The researchers have described their work in an article published online by the scientific journal Small. The team consisted of Chae-Seok Lim, Cheng Wen, Yanghui Sheng, Guangfu Wang, Zhuan Zhou, Shiqiang Wang, Huaye Zhang, Anpei Ye and Zhu. The researchers are from UVA, Peking University in China, Rutgers’ Robert Wood Johnson Medical School, Zhejiang University School of Medicine in China and Radboud University in the Netherlands.

The work was supported by the National Research Foundation of Korea, the National Natural Science Foundation of China, the Chinese Ministry of Education Project 111 Program, the National Key R&D Program of China and the National Institutes of Health. (NIH grants NS065183, NS089578, NS053570, NS091452, NS094980 and NS092548.)

To keep up with the latest medical research news from UVA, subscribe to the Making of Medicine blog at makingofmedicine.virginia.edu.

   
Discussion
 
Highlights

Another new poll gives Northam big lead in Virginia governor race
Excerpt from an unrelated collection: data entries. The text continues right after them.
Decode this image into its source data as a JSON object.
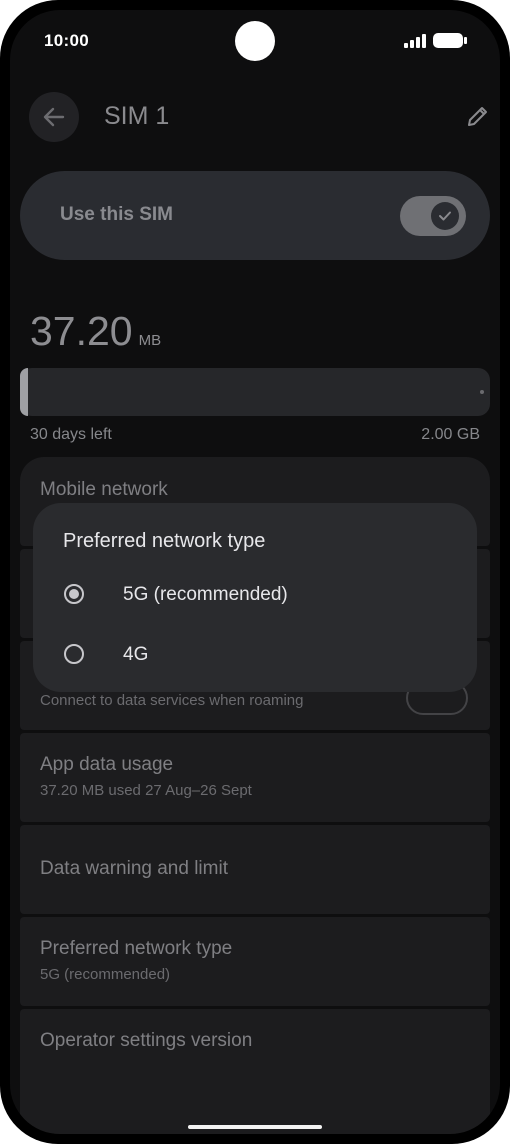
{
  "status_bar": {
    "time": "10:00"
  },
  "app_bar": {
    "title": "SIM 1"
  },
  "use_sim": {
    "label": "Use this SIM",
    "enabled": true
  },
  "usage": {
    "amount": "37.20",
    "unit": "MB",
    "days_left": "30 days left",
    "limit": "2.00 GB",
    "fraction": 0.018
  },
  "settings": {
    "mobile_network": {
      "title": "Mobile network"
    },
    "roaming": {
      "subtitle": "Connect to data services when roaming"
    },
    "app_data_usage": {
      "title": "App data usage",
      "subtitle": "37.20 MB used 27 Aug–26 Sept"
    },
    "data_warning": {
      "title": "Data warning and limit"
    },
    "preferred_network": {
      "title": "Preferred network type",
      "subtitle": "5G (recommended)"
    },
    "operator_settings": {
      "title": "Operator settings version"
    }
  },
  "dialog": {
    "title": "Preferred network type",
    "options": [
      {
        "label": "5G (recommended)",
        "selected": true
      },
      {
        "label": "4G",
        "selected": false
      }
    ]
  },
  "colors": {
    "background": "#0e0e0f",
    "card": "#1c1c1e",
    "dialog": "#2a2b2e",
    "accent": "#c7c7cb"
  },
  "icons": {
    "back": "arrow-left-icon",
    "edit": "pencil-icon",
    "check": "check-icon"
  }
}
One Virginia governor race poll released yesterday had Democrat Ralph Northam and Republican Ed Gillespie tied.

Poll: Trump unpopular in Virginia

President Donald Trump is well under water among Virginia voters, according to new poll results released by the University of Mary Washington.

UVA alum Chris Long to donate first six NFL game checks to fund scholarships

The Chris Long Foundation announced today that Philadelphia Eagles defensive end Chris Long will donate his first six game checks of the 2017 NFL season to fund two scholarships in his hometown of Charlottesville.

Events Calendar

Upcoming events in the Shenandoah Valley, Central Virginia and statewide from the Augusta Free Press Events Calendar. Don't see your event listed? Email augustafreepress2@gmail.com.

Game Preview: VMI, Chattanooga look to get back on track on Saturday

VMI knew the 2017 football season was going to be a rebuilding year. Chattanooga, coming off a playoff appearance in 2016, had its usual high expectations.

Game Preview: UVA has a chance at Boise State

Vegas and the ESPN Power Index don’t give UVA much of a chance to win at Boise State on Friday night.

Street Knowledge with Chris Graham: First look at UVA-Boise State

Chris Graham and Scott German take a first look at the UVA-Boise State game set for Friday night.

The Petty Hearts bring Tom Petty tribute to Wayne Theatre on Sept. 22

Tom Petty tribute band The Petty Hearts are coming to the Wayne Theatre on Friday, Sept. 22.

Web Design, Marketing

Augusta Free Press LLC provides clients in the Shenandoah Valley and Central Virginia and beyond with marketing and PR solutions including web design, TV/radio, social media and overall marketing campaign design and implementation.

   
Recent Posts
   
Your One-Stop Media Shop
Augusta Free Press LLC provides clients in the Shenandoah Valley and Central Virginia and beyond with marketing and PR solutions including web design, magazine/brochure, TV/radio, social media and overall marketing campaign design and implementation.
  • Web Design

    You want a new website, but don’t have the first clue as to how to build one. That’s our job. We take care of all facets of web design – visual design, layout design and content development. Get your business online for as little as $1,299.
    Learn more about AFP Web Design services.
  • Graphic Design

    The staff at Augusta Free Press Publishing has been recognized by the Virginia Press Association for excellence in layout and design. Whether you need a fresh business card design, rack card, ad, flyer or full magazine design, we can help with all your graphic-design needs.
    Learn more about AFP Graphic Design services.
  • Marketing

    Augusta Free Press manages advertising campaigns for small- and medium-sized businesses across Virginia. You don’t need to hire a full-time marketing coordinator. Bring the experience of the Augusta Free Press team to work for you – for a fraction of the cost.
    Learn more about AFP Marketing services.